Tuesday, May 25, 2010

gastric sleeve story

If you look at this blog, you will see the glowing report from a new op on the gastric sleeve. She didn't want the gastric bypass (admits she was 'barely qualified' for WLS by US standards) because she felt it was "too drastic". But although things are rearranged in the gastric bypass, nothing is taken out of the body.

Not true of the sleeve - this drastic surgery calls for the removal of 90 percent or more of the stomach, creating a Frankensteinian pouch which holds only a couple of ounces of food.

The new op goes on to credit her normal weight to the sleeve and the reduction of ghrelin in her blood not realizing that her lack of hunger now, is simply that her stomach is going through a healing process. Human appetite is NOT controlled by one hormone, scientists will tell us and I would ask, how many people are fat because they only eat when hungry anyway?

That ghrelin has anything to do with appetite is merely a theory however, there is a body of evidence suggesting that those with less ghrelin in the system also have less growth hormone and this can cause premature aging. That, they don't tell you in WLS seminars.

Back to the new op, she runs a couple of hours a day and has done a triathlon or two. Since she is working out like those on the "Biggest Loser" she has lost weight like they do. But when she's all healed and finds her lack of a stomach to be more of a liability than an asset, like when eating healthy food like veggies with bulk is difficult which makes many tend toward foods which go down more comfortably like milkshakes, then she will likely leave her glowing testimonials up and not warn newbies of the other side of the story which she has regrettably discovered - all too late.

Some of us call this the "conspiracy of silence", the lack of negative information about weight loss surgery which leads 200,000 people a year to get cut without really knowing what the repercussions might be.

Sadly, the sleeve is viewed as less invasive than the gastric bypass and this is so not true. Since most folks know someone who has had a gastric bypass with a bad result (the least of which was regain), many are now choosing the new guy on the block, the sleeve, as the weight loss surgery panacea.

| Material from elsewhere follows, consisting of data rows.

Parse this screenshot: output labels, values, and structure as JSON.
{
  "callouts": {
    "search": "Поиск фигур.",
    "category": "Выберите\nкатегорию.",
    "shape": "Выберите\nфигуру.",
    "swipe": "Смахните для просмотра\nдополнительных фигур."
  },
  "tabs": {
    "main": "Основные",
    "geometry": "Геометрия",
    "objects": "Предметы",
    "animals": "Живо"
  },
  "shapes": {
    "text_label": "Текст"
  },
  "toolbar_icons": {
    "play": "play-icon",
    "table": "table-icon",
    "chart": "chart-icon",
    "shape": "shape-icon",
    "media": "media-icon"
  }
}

Still looking for the easy way out. But like the perfect solution, the easy way out doesn't exist and grabbing of something which is being sold like used cars, might make things a lot worse.


Remember even the surgeons admit, and most older op WLS patients will tell you that....

"Success with weight loss surgery is 10 percent the surgery, 90 percent the patient" (Dr Terry Simpson, MD and WLS surgeon)

Thursday, May 13, 2010

Overweight and Obese Kids eat Less than their slim peers

Totally destroying the image of the fat kid overeating which has been so popular on the American scene, a new study out of Canada found that actually overweight and obese kids ate less calories than their slimmer peers (those of us who have fought a weight issue all of our lives are familiar with this one, having had to watch slim folks down huge portions of pizza while we munch on a carrot!).

The researchers studied over 12000 kids aged 1-17 and had a mathematical formula to adjust for self reporting inaccuracies (parents reported intake for kids 5 and under).

The study was reported on at the Pediatric Academic Sciences 2010 annual meeting. (Note: a sign-in may be required to read this article on Medscape - registrations are free)

"Our study provides the surprising finding that older overweight children report consuming fewer calories than their healthy weight peers. The finding indicates that intervention strategies solely targeting energy intake in older children may face difficulties," study presenter Asheley C. Skinner, PhD, assistant professor of pediatrics, Department of General Pediatrics and Adolescent Medicine at the University of North Carolina at Chapel Hill School of Medicine, told Medscape Pediatrics.

This result was similar to the results of the unpublished studies of activist and educator, Russ Williams. Williams interviewed 6 caterers who had catered conventions for NAAFA (National Assn for Fat Acceptance) as well as many other conventions attended by average weight patrons. He found that 3 of the caterers stated the amount of food consumed at NAAFA conventions was equal to that consumed at other conventions but 3 of the caterers reported that the amount of food consumed at NAAFA conventions was significantly less than consumed at other conventions.

Isn't it time we kill the TV stereotypes and accept that people who become obese may have strong genetic and physical reasons for their size?